There are many virtues of the United States’ system – things that some say make the nation “exceptional.” For starters, the virtues in question are freedom of conscience, equality under the law, limited government, and perhaps most uniquely, a government system with the purpose of protecting the rights of Life, Liberty, and the environment of opportunity for its citizens to pursue their happiness – that is, to do what they ought; to do what is good.
Most of those truly progressive principles endure to this day, and they are no longer really “new.” And this is where conservatives are correct: humanity cannot progress beyond these principles. As Calvin Coolidge put it, “If all men are created equal, that is final. If they are endowed with inalienable rights, that is final. If governments derive their just powers from the consent of the governed, that is final. No advance, no progress can be made beyond these propositions.”
Nevertheless, there’s still room for society to improve—still room for people to do good and be happy; to flourish. In fact, if anything, American society seems to be regressing in terms of happiness and goodness, despite the fact that we’re wealthier and more comfortable than any generation in the history of the world.
Of course, the government contributed in their own, special way to the regression – abuse of power runs rampant, the administrative state runs roughshod over people in an attempt to secure their ‘welfare,’ and so forth.

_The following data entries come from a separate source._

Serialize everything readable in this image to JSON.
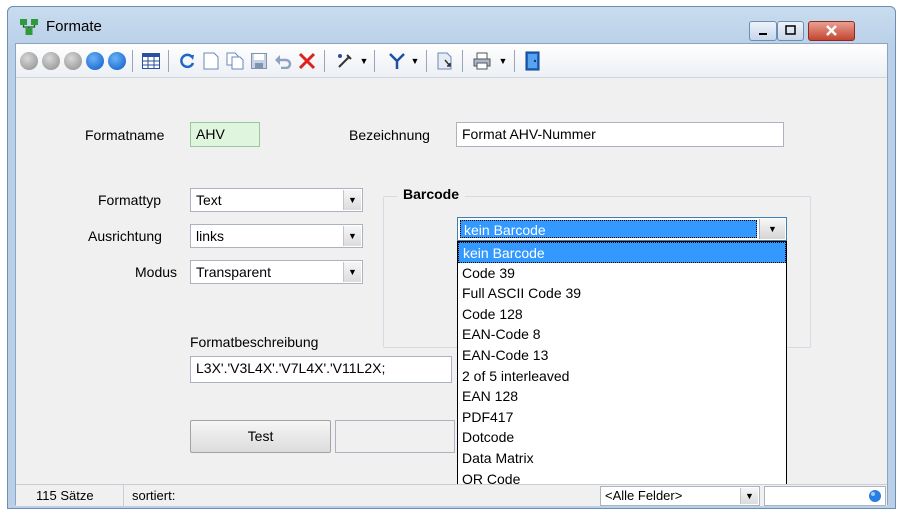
{
  "window": {
    "title": "Formate"
  },
  "toolbar": {
    "buttons": [
      "first-icon",
      "previous-page-icon",
      "previous-icon",
      "next-icon",
      "last-icon",
      "table-view-icon",
      "refresh-icon",
      "new-icon",
      "copy-icon",
      "save-icon",
      "undo-icon",
      "delete-icon",
      "edit-tool-icon",
      "filter-icon",
      "document-icon",
      "print-icon",
      "exit-icon"
    ]
  },
  "form": {
    "formatname_label": "Formatname",
    "formatname_value": "AHV",
    "bezeichnung_label": "Bezeichnung",
    "bezeichnung_value": "Format AHV-Nummer",
    "formattyp_label": "Formattyp",
    "formattyp_value": "Text",
    "ausrichtung_label": "Ausrichtung",
    "ausrichtung_value": "links",
    "modus_label": "Modus",
    "modus_value": "Transparent",
    "formatbeschreibung_label": "Formatbeschreibung",
    "formatbeschreibung_value": "L3X'.'V3L4X'.'V7L4X'.'V11L2X;",
    "test_button": "Test"
  },
  "barcode": {
    "group_title": "Barcode",
    "selected": "kein Barcode",
    "options": [
      "kein Barcode",
      "Code 39",
      "Full ASCII Code 39",
      "Code 128",
      "EAN-Code 8",
      "EAN-Code 13",
      "2 of 5 interleaved",
      "EAN 128",
      "PDF417",
      "Dotcode",
      "Data Matrix",
      "QR Code"
    ]
  },
  "status": {
    "count": "115 Sätze",
    "sorted": "sortiert:",
    "field_filter": "<Alle Felder>"
  }
}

But there is room for reform on that front as well.
As a result, identifying the correct types of reform is of the greatest importance. True reform means true progress—progress that may turn away from what the society or its citizens have come to call “progress.” As C. S. Lewis put it, “If you are on the wrong road, progress means doing an about-turn and walking back to the right road, and in that case the man who turns back soonest is the most progressive.” The next generation must embrace the right progress.
Salient point: Progress is a good, rich word; it should be utilized to express the idea that the right way forward is one that encourages individual virtue, and ultimately, a compassionate community. The “how” is a topic for another discussion. In the meantime, use “progress” – and use it rightly.
We should judge an individual action or government policy not by the source but by whether or not it enhances the human condition, encourages the pursuit of happiness, and is the best way forward. In other words, we judge it by whether or not it is Right Progress.